| WORK TO COMPLETE |
Retype the entries in full, exactly.

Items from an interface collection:
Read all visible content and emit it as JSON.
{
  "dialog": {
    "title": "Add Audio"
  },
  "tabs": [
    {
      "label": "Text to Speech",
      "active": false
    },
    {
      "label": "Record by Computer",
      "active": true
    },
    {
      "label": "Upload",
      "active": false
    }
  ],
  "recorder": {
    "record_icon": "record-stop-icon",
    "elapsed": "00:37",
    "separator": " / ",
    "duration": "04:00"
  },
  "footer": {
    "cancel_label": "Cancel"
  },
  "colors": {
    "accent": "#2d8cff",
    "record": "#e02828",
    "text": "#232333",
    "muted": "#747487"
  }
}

| YOUR SOLUTION |
Read all visible content and emit it as JSON.
{
  "dialog": {
    "title": "Add Audio"
  },
  "tabs": [
    {
      "label": "Text to Speech",
      "active": false
    },
    {
      "label": "Record by Computer",
      "active": true
    },
    {
      "label": "Upload",
      "active": false
    }
  ],
  "recorder": {
    "record_icon": "record-stop-icon",
    "elapsed": "00:37",
    "separator": " / ",
    "duration": "04:00"
  },
  "footer": {
    "cancel_label": "Cancel"
  },
  "colors": {
    "accent": "#2d8cff",
    "record": "#e02828",
    "text": "#232333",
    "muted": "#747487"
  }
}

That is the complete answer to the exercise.